IMC 2005: Sessions

Session 1213: Breaking the Life-Cycle?: Ageing Virgins, Manly Widows, and Sterile Mothers in Anglo-Saxon England

Wednesday 13 July 2005, 14.15-15.45

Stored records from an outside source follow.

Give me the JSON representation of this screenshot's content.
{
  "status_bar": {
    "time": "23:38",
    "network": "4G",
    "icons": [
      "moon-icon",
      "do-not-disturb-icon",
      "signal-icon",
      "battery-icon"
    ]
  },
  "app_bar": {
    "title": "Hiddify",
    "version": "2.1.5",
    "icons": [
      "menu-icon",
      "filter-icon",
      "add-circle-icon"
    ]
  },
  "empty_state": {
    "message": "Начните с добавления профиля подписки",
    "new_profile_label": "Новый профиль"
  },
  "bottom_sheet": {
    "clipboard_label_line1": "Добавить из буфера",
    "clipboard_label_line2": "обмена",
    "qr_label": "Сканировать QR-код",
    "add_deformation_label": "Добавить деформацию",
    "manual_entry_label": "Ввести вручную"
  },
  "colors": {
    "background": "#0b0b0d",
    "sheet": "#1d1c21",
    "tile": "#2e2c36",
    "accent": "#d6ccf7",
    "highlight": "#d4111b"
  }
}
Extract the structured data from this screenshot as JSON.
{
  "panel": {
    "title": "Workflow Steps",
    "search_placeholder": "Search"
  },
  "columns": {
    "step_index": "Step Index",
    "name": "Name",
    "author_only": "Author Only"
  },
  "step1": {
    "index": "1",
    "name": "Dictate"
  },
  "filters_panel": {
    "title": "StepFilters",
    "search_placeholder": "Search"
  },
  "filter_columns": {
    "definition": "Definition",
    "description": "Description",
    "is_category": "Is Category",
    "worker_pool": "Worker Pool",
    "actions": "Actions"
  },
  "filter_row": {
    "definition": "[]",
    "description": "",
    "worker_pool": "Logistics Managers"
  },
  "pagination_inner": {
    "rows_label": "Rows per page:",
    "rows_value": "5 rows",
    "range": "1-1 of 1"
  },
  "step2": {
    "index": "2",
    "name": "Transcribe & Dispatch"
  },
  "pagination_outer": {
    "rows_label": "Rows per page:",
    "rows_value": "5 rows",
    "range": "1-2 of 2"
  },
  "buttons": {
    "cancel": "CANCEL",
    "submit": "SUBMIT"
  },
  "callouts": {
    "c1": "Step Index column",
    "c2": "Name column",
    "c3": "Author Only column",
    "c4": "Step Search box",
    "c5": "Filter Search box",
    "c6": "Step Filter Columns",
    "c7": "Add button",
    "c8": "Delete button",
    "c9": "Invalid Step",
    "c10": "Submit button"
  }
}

Organiser:Naomi Beaumont, Centre for Medieval Studies, University of York
Moderator/Chair:Katy Cubitt, Centre for Medieval Studies, University of York
Paper 1213-a'She Creates a Living Creature from a Lifeless Mother': Edith's Sterile Maternity in the Vita Aedwardi Regis
(Language: English)
Naomi Beaumont, Centre for Medieval Studies, University of York
Index terms: Genealogy and Prosopography, Sexuality, Social History, Theology
Paper 1213-bÆthelflæd of Damerham: Political Pawn or Professional Widow?
(Language: English)
Alaric A. Trousdale, School of History, Classics & Archaeology, University of Edinburgh
Index terms: Gender Studies, Genealogy and Prosopography, Social History, Women's Studies
Paper 1213-cHusbands and Widows: Bequest and the Life-Cycle in Late Anglo-Saxon England
(Language: English)
Linda Tollerton Hall, Department of History, University of York
Index terms: Charters and Diplomatics, Daily Life, Gender Studies, Literacy and Orality

This session uses literary, religious, archaeological and testamentary sources from 700-1070 to examine the female life-cycle in Anglo-Saxon England. Early Anglo-Saxon monastic texts construct a vision of mixed-age communities, mixed-gender communities, a picture not fully supported by archaeological remains. Anglo-Saxon wills show that widowhood allowed some women to use their life-cycle to transcend their gender. Edith’s “”Vita Aedwardi”” used maternal models to promote the power of a childless queen, yet displayed great anxiety about non-fertile
mothers. These papers argue that where the life-cycle was most contested, it was simultaneously enforced, as it was still used to structure debate